9th January 2024
Presented by Chantal Brotherton-Ratcliffe
Have you had this experience? You go to a gallery, an exhibition and are stopped dead by an unknown picture: you look at the label and find you have never heard of the artist. How does it come about that there can be such wonderful painters of whom we have never heard? This lecture will consider some of the many reasons for a good artist’s obscurity, from the brevity of his life to the misfortune of his being born and working in the shadow of a larger reputation, such as Leonardo or Rembrandt. But above all it is an excuse to spend an hour gorging on beautiful paintings, finding hidden treasures.
Chantal Brotherton-Ratcliffe is an Old Masters expert and has served on the faculty of Sotheby’s Institute of Art since 1989. She currently lectures on the MA Fine and Decorative Art and Design in London. In conversation with Tom Marks, the editor of The Apollo Podcast, she spoke about some of the unusual teaching methods she has adopted, and why you really ought to wear sunglasses the next time you stand in front of a Caravaggio painting. To listen to the full podcast episode, click here. Here are some highlights from the conversation.

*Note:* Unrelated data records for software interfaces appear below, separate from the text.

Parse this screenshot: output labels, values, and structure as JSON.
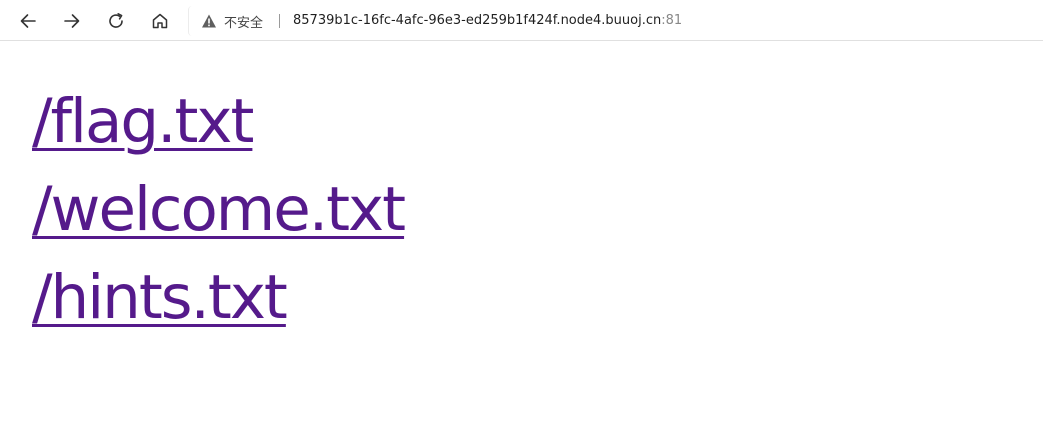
{
  "browser": {
    "security_label": "不安全",
    "url_host": "85739b1c-16fc-4afc-96e3-ed259b1f424f.node4.buuoj.cn",
    "url_port": ":81",
    "icons": {
      "back": "arrow-left-icon",
      "forward": "arrow-right-icon",
      "reload": "reload-icon",
      "home": "home-icon",
      "security": "warning-triangle-icon"
    }
  },
  "page": {
    "links": [
      {
        "text": "/flag.txt",
        "href": "/flag.txt"
      },
      {
        "text": "/welcome.txt",
        "href": "/welcome.txt"
      },
      {
        "text": "/hints.txt",
        "href": "/hints.txt"
      }
    ],
    "link_color": "#551a8b"
  }
}
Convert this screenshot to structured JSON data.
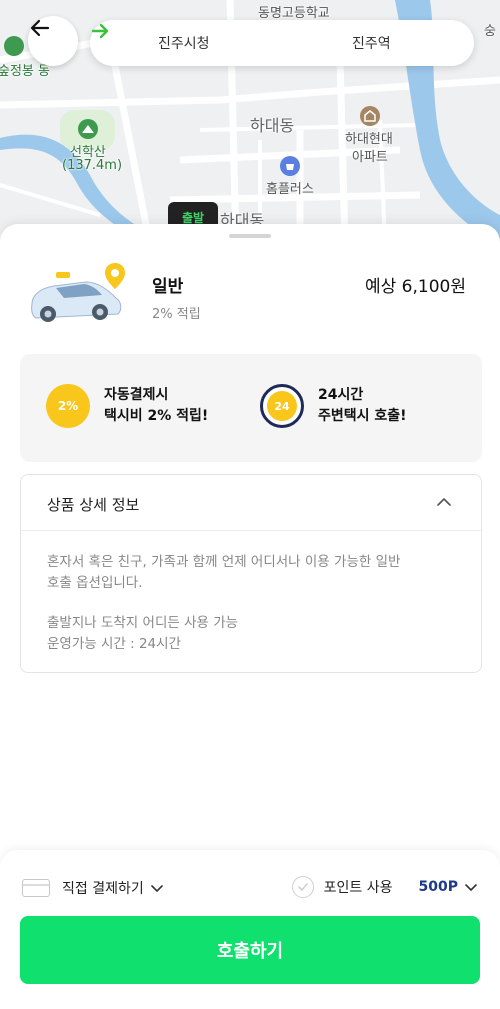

Dr Chantal Brotherton-Ratcliffe graduated from the University of Edinburgh with an MA in History of Art, and completed her PhD at the Warburg Institute, University of London. She trained briefly as a paintings conservator, but her utter ignorance of chemistry drove her to the more forgiving embrace of art history. She has worked for 30 years at Sotheby’s Institute of Art, and for a number of institutions in London, as a lecturer teaching a wide range of topics within 15th, 16th and 17th-century European art. Her interest is in the approach of the traditional connoisseur, teaching the analysis of those stylistic features of a painting or work of art, that can sometimes tell us the identity of the artist, and when a painting is a copy, good or bad. An interest in historical techniques and materials is an integrated aspect of this approach.